Every so often Government is called upon to privatise aspects of its operations so as to achieve greater efficiencies. These calls are typically made around budget time and they almost invariably emanate from right of centre commentators and politicians. Invoking the dramatic actions of US President Ronald Reagan and UK Prime Minister Margaret Thatcher, in this regard, the case for privatisation rests on the assumption that governments are bad business managers and, conversely, that private enterprise does it better.

Such ideologically driven over-simplifications make for good political fodder but they fall far short of making sense out of the complicated reality. The reality is that far from the expansive, some will say, intrusive state we see in Europe and Canada, for example, our government treads lightly. Bermuda’s government has certainly increased its role in society over the past ten years but this has to be seen against the backdrop of previous governments which embodied a political ethos that begrudgingly accepted liberal goals but never got around to providing people with the capacity to achieve those goals.

Proponents of privatisation here will find there are few targets. This is mainly because government has typically involved itself in providing services in areas where the private sector has not seen an opportunity to make a profit or has been prevented from doing so because of the costs to entry. Government builds affordable housing precisely for these reasons.

There have been calls for matters involving tourism to be placed outside of the confines of government, in an authority dominated by people in the tourism business. The rationale here is that an organisation that is able to make decisions quickly by people with a vested interest will always do a better job than civil servants.

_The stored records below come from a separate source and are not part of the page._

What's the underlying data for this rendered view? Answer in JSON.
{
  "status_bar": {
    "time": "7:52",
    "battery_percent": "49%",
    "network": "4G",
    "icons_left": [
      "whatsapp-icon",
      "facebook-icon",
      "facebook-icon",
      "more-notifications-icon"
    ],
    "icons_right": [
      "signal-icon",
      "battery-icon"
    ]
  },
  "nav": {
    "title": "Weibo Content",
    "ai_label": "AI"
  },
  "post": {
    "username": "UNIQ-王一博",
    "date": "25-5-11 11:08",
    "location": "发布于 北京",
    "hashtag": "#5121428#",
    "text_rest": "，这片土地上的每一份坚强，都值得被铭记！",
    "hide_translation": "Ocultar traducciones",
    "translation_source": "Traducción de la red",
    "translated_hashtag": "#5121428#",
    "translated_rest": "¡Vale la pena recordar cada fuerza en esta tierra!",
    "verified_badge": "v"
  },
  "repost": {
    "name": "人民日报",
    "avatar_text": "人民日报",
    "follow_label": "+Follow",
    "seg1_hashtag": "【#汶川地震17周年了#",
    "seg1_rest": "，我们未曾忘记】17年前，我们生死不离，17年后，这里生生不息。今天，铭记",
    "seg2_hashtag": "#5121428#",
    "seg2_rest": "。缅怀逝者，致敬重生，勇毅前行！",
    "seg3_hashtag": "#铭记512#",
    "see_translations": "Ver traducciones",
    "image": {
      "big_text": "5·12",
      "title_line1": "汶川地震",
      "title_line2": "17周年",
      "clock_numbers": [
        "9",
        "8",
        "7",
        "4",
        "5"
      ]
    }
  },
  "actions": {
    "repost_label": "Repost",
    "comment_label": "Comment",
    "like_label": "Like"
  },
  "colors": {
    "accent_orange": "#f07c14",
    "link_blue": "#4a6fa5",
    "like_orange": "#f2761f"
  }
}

While there is clear merit in harnessing the talent of the private sector in re-building tourism, when government is providing the funding there is an inescapable control that necessarily follows.

The Department of Airport Operations has also been identified as an area ripe for privatisation; this too has been raised sporadically and follows a model adopted in a number of other jurisdictions. With good traffic and a number of revenue streams, managing an airport can be a lucrative enterprise. Just ask BAA.